It still does not fully explain, however, how the magi knew to connect the star with the king of the Jews. However, given that it was through a dream that God warned the magi to return to their homeland another way (Matthew 2:12), it is possible that it was through a dream that God communicated to them about the significance of the star in the first place.

11. Do we know the names of the magi?

No. The Scriptures are silent on this. The traditional names, dating from about the 7th Century A.D., are Gaspar, Melchior, and Balthasar. This is the western tradition. Eastern Christians have other names.

12. What is the significance of the visit of the magi?

The account of the magi is rightly celebrated as an epiphany of our Lord.
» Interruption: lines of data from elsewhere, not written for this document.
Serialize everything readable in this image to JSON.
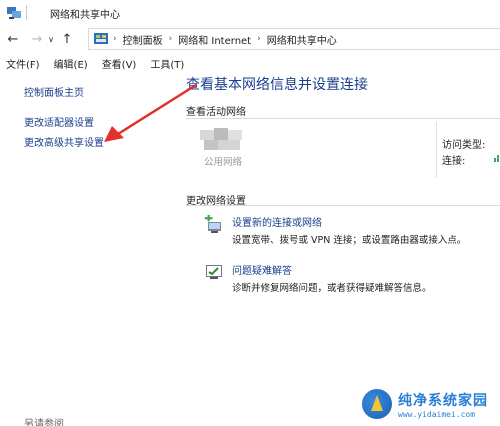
{
  "window": {
    "title": "网络和共享中心"
  },
  "navigation": {
    "breadcrumbs": [
      "控制面板",
      "网络和 Internet",
      "网络和共享中心"
    ]
  },
  "menu": {
    "items": [
      "文件(F)",
      "编辑(E)",
      "查看(V)",
      "工具(T)"
    ]
  },
  "sidebar": {
    "links": [
      "控制面板主页",
      "更改适配器设置",
      "更改高级共享设置"
    ],
    "see_also": "另请参阅"
  },
  "main": {
    "title": "查看基本网络信息并设置连接",
    "active_networks_label": "查看活动网络",
    "network_name": "公用网络",
    "access_type_label": "访问类型:",
    "connections_label": "连接:",
    "change_settings_label": "更改网络设置",
    "tasks": [
      {
        "link": "设置新的连接或网络",
        "desc": "设置宽带、拨号或 VPN 连接；或设置路由器或接入点。",
        "icon": "new-connection-icon"
      },
      {
        "link": "问题疑难解答",
        "desc": "诊断并修复网络问题，或者获得疑难解答信息。",
        "icon": "troubleshoot-icon"
      }
    ]
  },
  "watermark": {
    "title": "纯净系统家园",
    "url": "www.yidaimei.com"
  },
  "colors": {
    "link": "#1a3e8a",
    "title": "#1c3d8f",
    "annotation_arrow": "#e0312b"
  }
}
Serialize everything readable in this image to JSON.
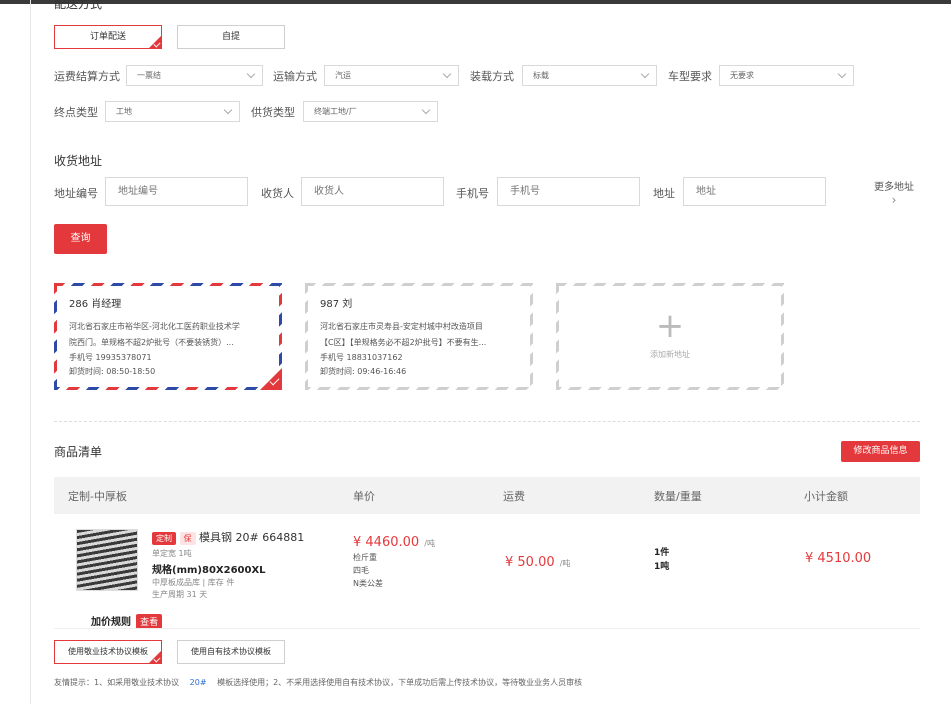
{
  "delivery": {
    "title": "配送方式",
    "options": [
      "订单配送",
      "自提"
    ],
    "fields": [
      {
        "label": "运费结算方式",
        "value": "一票结"
      },
      {
        "label": "运输方式",
        "value": "汽运"
      },
      {
        "label": "装载方式",
        "value": "标载"
      },
      {
        "label": "车型要求",
        "value": "无要求"
      },
      {
        "label": "终点类型",
        "value": "工地"
      },
      {
        "label": "供货类型",
        "value": "终端工地/厂"
      }
    ]
  },
  "address": {
    "title": "收货地址",
    "filters": [
      {
        "label": "地址编号",
        "placeholder": "地址编号"
      },
      {
        "label": "收货人",
        "placeholder": "收货人"
      },
      {
        "label": "手机号",
        "placeholder": "手机号"
      },
      {
        "label": "地址",
        "placeholder": "地址"
      }
    ],
    "more": "更多地址",
    "query_button": "查询",
    "cards": [
      {
        "name": "286  肖经理",
        "addr1": "河北省石家庄市裕华区-河北化工医药职业技术学",
        "addr2": "院西门。单规格不超2炉批号（不要装锈货）...",
        "phone": "手机号 19935378071",
        "time": "卸货时间:   08:50-18:50"
      },
      {
        "name": "987  刘",
        "addr1": "河北省石家庄市灵寿县-安定村城中村改造项目",
        "addr2": "【C区】【单规格务必不超2炉批号】不要有生...",
        "phone": "手机号 18831037162",
        "time": "卸货时间:   09:46-16:46"
      }
    ],
    "add_label": "添加新地址"
  },
  "goods": {
    "title": "商品清单",
    "edit_button": "修改商品信息",
    "columns": [
      "定制-中厚板",
      "单价",
      "运费",
      "数量/重量",
      "小计金额"
    ],
    "item": {
      "tag_custom": "定制",
      "tag_guarantee": "保",
      "name": "模具钢 20# 664881",
      "min_qty": "单定宽 1吨",
      "spec": "规格(mm)80X2600XL",
      "warehouse": "中厚板成品库 | 库存 件",
      "cycle": "生产周期 31 天",
      "price": "¥ 4460.00",
      "price_unit": "/吨",
      "weigh": "检斤重",
      "edge": "四毛",
      "tolerance": "N类公差",
      "freight": "¥ 50.00",
      "freight_unit": "/吨",
      "qty": "1件",
      "weight": "1吨",
      "subtotal": "¥ 4510.00"
    },
    "pricing_rule": "加价规则",
    "pricing_view": "查看"
  },
  "agreement": {
    "options": [
      "使用敬业技术协议模板",
      "使用自有技术协议模板"
    ],
    "tip_before": "友情提示：1、如采用敬业技术协议",
    "tip_highlight": "20#",
    "tip_after": "模板选择使用；2、不采用选择使用自有技术协议，下单成功后需上传技术协议，等待敬业业务人员审核"
  },
  "colors": {
    "accent": "#e4393c",
    "airmail_blue": "#2d4aa6",
    "link": "#2d6fd8"
  }
}
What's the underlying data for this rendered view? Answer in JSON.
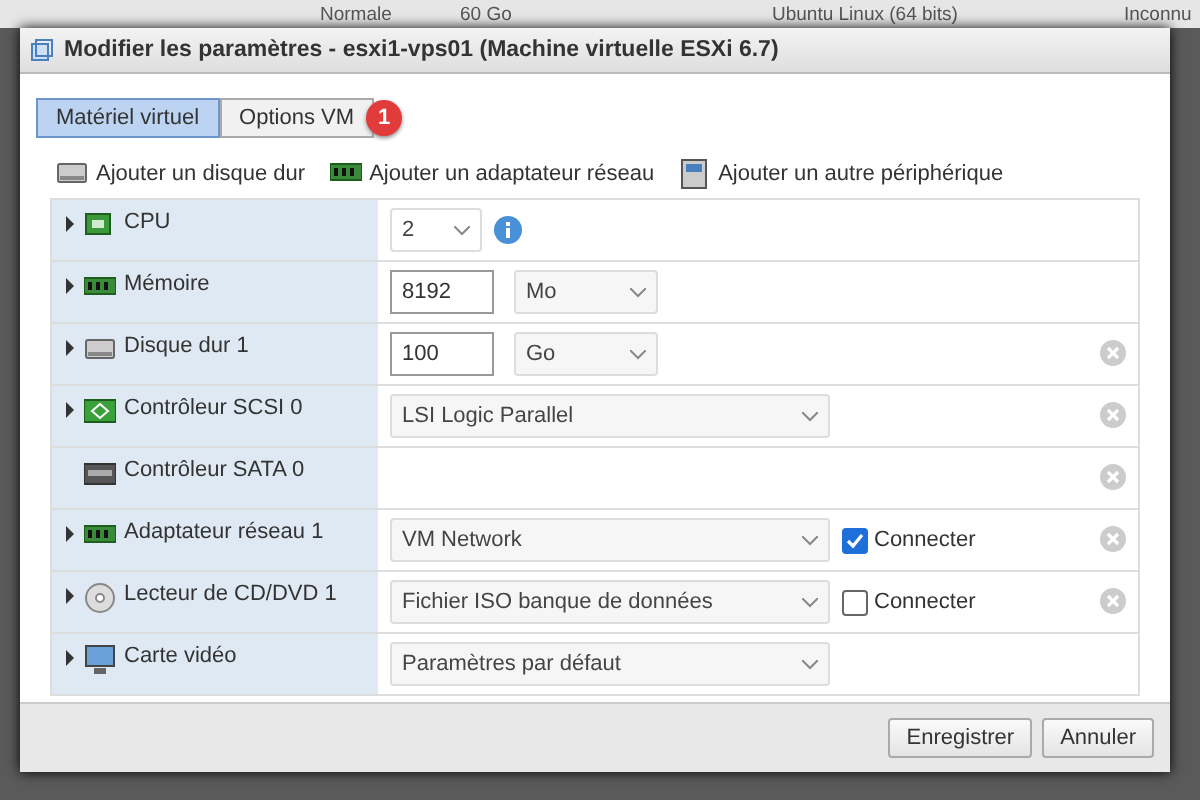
{
  "background_row": {
    "status": "Normale",
    "size": "60 Go",
    "os": "Ubuntu Linux (64 bits)",
    "state": "Inconnu"
  },
  "dialog": {
    "title": "Modifier les paramètres - esxi1-vps01 (Machine virtuelle ESXi 6.7)",
    "tabs": [
      {
        "label": "Matériel virtuel",
        "selected": true
      },
      {
        "label": "Options VM",
        "selected": false
      }
    ],
    "badge": "1",
    "toolbar": [
      "Ajouter un disque dur",
      "Ajouter un adaptateur réseau",
      "Ajouter un autre périphérique"
    ],
    "rows": [
      {
        "label": "CPU",
        "expandable": true,
        "removable": false,
        "controls": [
          {
            "kind": "select-small",
            "value": "2"
          },
          {
            "kind": "info"
          }
        ]
      },
      {
        "label": "Mémoire",
        "expandable": true,
        "removable": false,
        "controls": [
          {
            "kind": "input",
            "value": "8192"
          },
          {
            "kind": "select-unit",
            "value": "Mo"
          }
        ]
      },
      {
        "label": "Disque dur 1",
        "expandable": true,
        "removable": true,
        "controls": [
          {
            "kind": "input",
            "value": "100"
          },
          {
            "kind": "select-unit",
            "value": "Go"
          }
        ]
      },
      {
        "label": "Contrôleur SCSI 0",
        "expandable": true,
        "removable": true,
        "controls": [
          {
            "kind": "select-wide",
            "value": "LSI Logic Parallel"
          }
        ]
      },
      {
        "label": "Contrôleur SATA 0",
        "expandable": false,
        "removable": true,
        "controls": []
      },
      {
        "label": "Adaptateur réseau 1",
        "expandable": true,
        "removable": true,
        "controls": [
          {
            "kind": "select-wide",
            "value": "VM Network"
          },
          {
            "kind": "checkbox",
            "label": "Connecter",
            "checked": true
          }
        ]
      },
      {
        "label": "Lecteur de CD/DVD 1",
        "expandable": true,
        "removable": true,
        "controls": [
          {
            "kind": "select-wide",
            "value": "Fichier ISO banque de données"
          },
          {
            "kind": "checkbox",
            "label": "Connecter",
            "checked": false
          }
        ]
      },
      {
        "label": "Carte vidéo",
        "expandable": true,
        "removable": false,
        "controls": [
          {
            "kind": "select-wide",
            "value": "Paramètres par défaut"
          }
        ]
      }
    ],
    "buttons": [
      "Enregistrer",
      "Annuler"
    ]
  }
}
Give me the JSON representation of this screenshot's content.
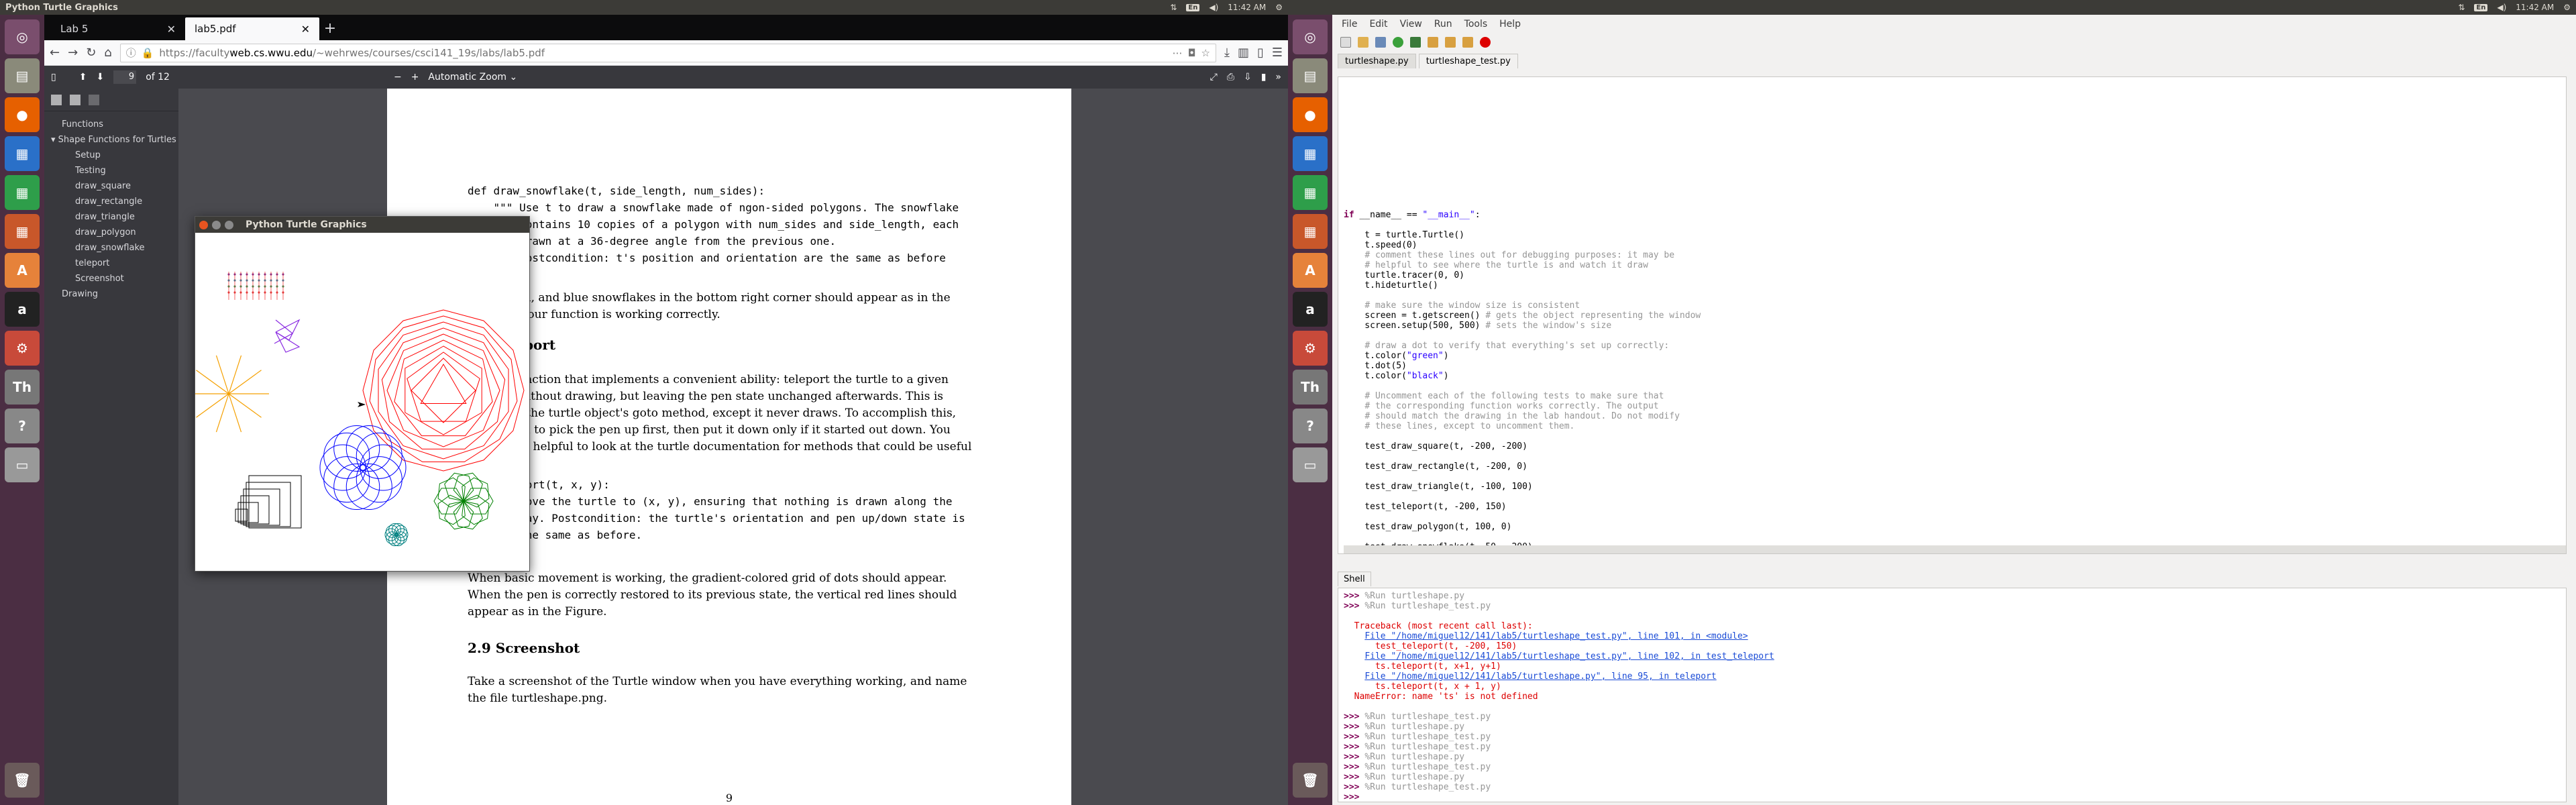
{
  "left_screen": {
    "topbar": {
      "title": "Python Turtle Graphics",
      "kbd": "En",
      "time": "11:42 AM"
    },
    "browser": {
      "tabs": [
        {
          "label": "Lab 5",
          "active": false
        },
        {
          "label": "lab5.pdf",
          "active": true
        }
      ],
      "url": {
        "prefix": "https://faculty",
        "host": "web.cs.wwu.edu",
        "path": "/~wehrwes/courses/csci141_19s/labs/lab5.pdf"
      },
      "pdf_toolbar": {
        "page": "9",
        "of": "of 12",
        "zoom": "Automatic Zoom"
      },
      "outline": [
        {
          "label": "Functions",
          "indent": 0
        },
        {
          "label": "▾ Shape Functions for Turtles",
          "indent": 0
        },
        {
          "label": "Setup",
          "indent": 1
        },
        {
          "label": "Testing",
          "indent": 1
        },
        {
          "label": "draw_square",
          "indent": 1
        },
        {
          "label": "draw_rectangle",
          "indent": 1
        },
        {
          "label": "draw_triangle",
          "indent": 1
        },
        {
          "label": "draw_polygon",
          "indent": 1
        },
        {
          "label": "draw_snowflake",
          "indent": 1
        },
        {
          "label": "teleport",
          "indent": 1
        },
        {
          "label": "Screenshot",
          "indent": 1
        },
        {
          "label": "Drawing",
          "indent": 0
        }
      ],
      "page": {
        "code1": "def draw_snowflake(t, side_length, num_sides):\n    \"\"\" Use t to draw a snowflake made of ngon-sided polygons. The snowflake\n        contains 10 copies of a polygon with num_sides and side_length, each\n        drawn at a 36-degree angle from the previous one.\n        Postcondition: t's position and orientation are the same as before\n    \"\"\"",
        "p1": "Red, green, and blue snowflakes in the bottom right corner should appear as in the Figure if your function is working correctly.",
        "h_teleport": "2.8   teleport",
        "p2": "Write a function that implements a convenient ability: teleport the turtle to a given location without drawing, but leaving the pen state unchanged afterwards. This is similar to the turtle object's goto method, except it never draws. To accomplish this, you'll need to pick the pen up first, then put it down only if it started out down. You may find it helpful to look at the turtle documentation for methods that could be useful here.",
        "code2": "def teleport(t, x, y):\n    \"\"\" Move the turtle to (x, y), ensuring that nothing is drawn along the\n        way. Postcondition: the turtle's orientation and pen up/down state is\n        the same as before.\n    \"\"\"",
        "p3": "When basic movement is working, the gradient-colored grid of dots should appear. When the pen is correctly restored to its previous state, the vertical red lines should appear as in the Figure.",
        "h_screenshot": "2.9   Screenshot",
        "p4": "Take a screenshot of the Turtle window when you have everything working, and name the file turtleshape.png.",
        "page_number": "9"
      }
    },
    "turtle_window": {
      "title": "Python Turtle Graphics"
    }
  },
  "right_screen": {
    "topbar": {
      "kbd": "En",
      "time": "11:42 AM"
    },
    "ide": {
      "menu": [
        "File",
        "Edit",
        "View",
        "Run",
        "Tools",
        "Help"
      ],
      "tabs": [
        {
          "label": "turtleshape.py",
          "active": false
        },
        {
          "label": "turtleshape_test.py",
          "active": true
        }
      ],
      "shell_label": "Shell"
    }
  },
  "colors": {
    "ubuntu_orange": "#e95420",
    "launcher": "#4b2e43",
    "firefox_dark": "#0c0c0d",
    "pdf_bg": "#4a4a4f"
  }
}
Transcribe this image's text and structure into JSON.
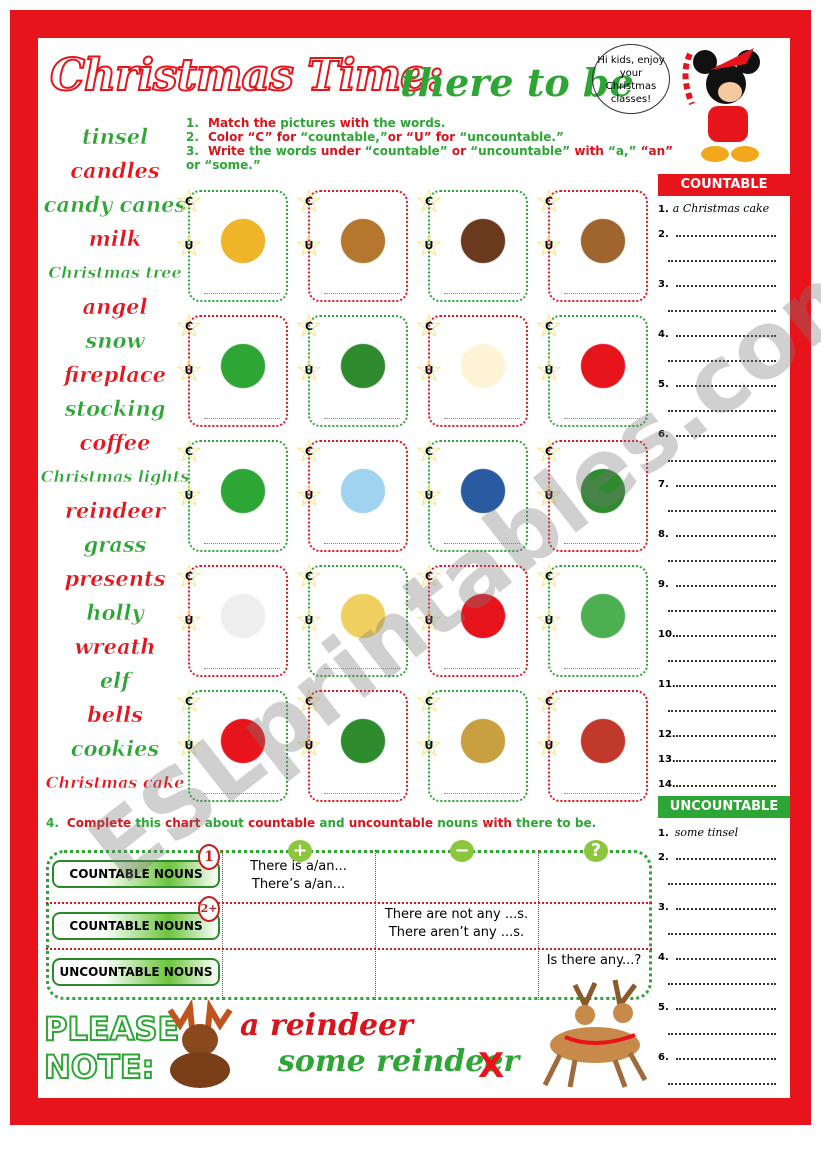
{
  "title": {
    "main": "Christmas Time:",
    "sub": "there to be"
  },
  "bubble": "Hi kids, enjoy your Christmas classes!",
  "instructions": [
    {
      "n": "1.",
      "parts": [
        [
          "red",
          "Match the "
        ],
        [
          "grn",
          "pictures "
        ],
        [
          "red",
          "with "
        ],
        [
          "grn",
          "the words."
        ]
      ]
    },
    {
      "n": "2.",
      "parts": [
        [
          "red",
          "Color “C” for "
        ],
        [
          "grn",
          "“countable,”"
        ],
        [
          "red",
          "or “U” for "
        ],
        [
          "grn",
          "“uncountable.”"
        ]
      ]
    },
    {
      "n": "3.",
      "parts": [
        [
          "red",
          "Write "
        ],
        [
          "grn",
          "the words "
        ],
        [
          "red",
          "under "
        ],
        [
          "grn",
          "“countable” "
        ],
        [
          "red",
          "or "
        ],
        [
          "grn",
          "“uncountable” "
        ],
        [
          "red",
          "with "
        ],
        [
          "grn",
          "“a,” "
        ],
        [
          "red",
          "“an” "
        ],
        [
          "grn",
          "or “some.”"
        ]
      ]
    }
  ],
  "words": [
    "tinsel",
    "candles",
    "candy canes",
    "milk",
    "Christmas tree",
    "angel",
    "snow",
    "fireplace",
    "stocking",
    "coffee",
    "Christmas lights",
    "reindeer",
    "grass",
    "presents",
    "holly",
    "wreath",
    "elf",
    "bells",
    "cookies",
    "Christmas cake"
  ],
  "star_labels": {
    "c": "C",
    "u": "U"
  },
  "pictures": [
    "bells",
    "cookies",
    "christmas-cake",
    "reindeer",
    "presents",
    "holly",
    "angel",
    "candy-canes",
    "elf",
    "snow",
    "coffee",
    "wreath",
    "milk",
    "candles",
    "stocking",
    "grass",
    "christmas-lights",
    "christmas-tree",
    "tinsel",
    "fireplace"
  ],
  "countable": {
    "header": "COUNTABLE",
    "items": [
      "1.",
      "2.",
      "3.",
      "4.",
      "5.",
      "6.",
      "7.",
      "8.",
      "9.",
      "10.",
      "11.",
      "12.",
      "13.",
      "14."
    ],
    "example": "a Christmas cake"
  },
  "uncountable": {
    "header": "UNCOUNTABLE",
    "items": [
      "1.",
      "2.",
      "3.",
      "4.",
      "5.",
      "6."
    ],
    "example": "some tinsel"
  },
  "task4": {
    "n": "4.",
    "parts": [
      [
        "red",
        "Complete "
      ],
      [
        "grn",
        "this "
      ],
      [
        "red",
        "chart "
      ],
      [
        "grn",
        "about "
      ],
      [
        "red",
        "countable "
      ],
      [
        "grn",
        "and "
      ],
      [
        "red",
        "uncountable "
      ],
      [
        "grn",
        "nouns "
      ],
      [
        "red",
        "with "
      ],
      [
        "grn",
        "there to be."
      ]
    ]
  },
  "chart": {
    "symbols": [
      "+",
      "−",
      "?"
    ],
    "rows": [
      {
        "label": "COUNTABLE NOUNS",
        "badge": "1",
        "plus": [
          "There is a/an...",
          "There’s a/an..."
        ],
        "minus": [],
        "q": []
      },
      {
        "label": "COUNTABLE NOUNS",
        "badge": "2+",
        "plus": [],
        "minus": [
          "There are not any ...s.",
          "There aren’t any ...s."
        ],
        "q": []
      },
      {
        "label": "UNCOUNTABLE NOUNS",
        "badge": "",
        "plus": [],
        "minus": [],
        "q": [
          "Is there any...?"
        ]
      }
    ]
  },
  "note": {
    "please": "PLEASE",
    "note": "NOTE:",
    "example1": "a reindeer",
    "example2": "some reindeer",
    "wrong": "X"
  },
  "watermark": "ESLprintables.com",
  "colors": {
    "red": "#e8141b",
    "green": "#2ea636"
  }
}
In other words, the main significance of this account is that God so wonderfully revealed the identity of Jesus as Messiah and King of the Jews to these Gentile magi. It seems to be a wonderful fulfillment of the prophet Simeon's prophecy, that Jesus would be, "a light of revelation to the Gentiles" (Luke 2:31).

By Pastor Richard P. Bucher

January, 1998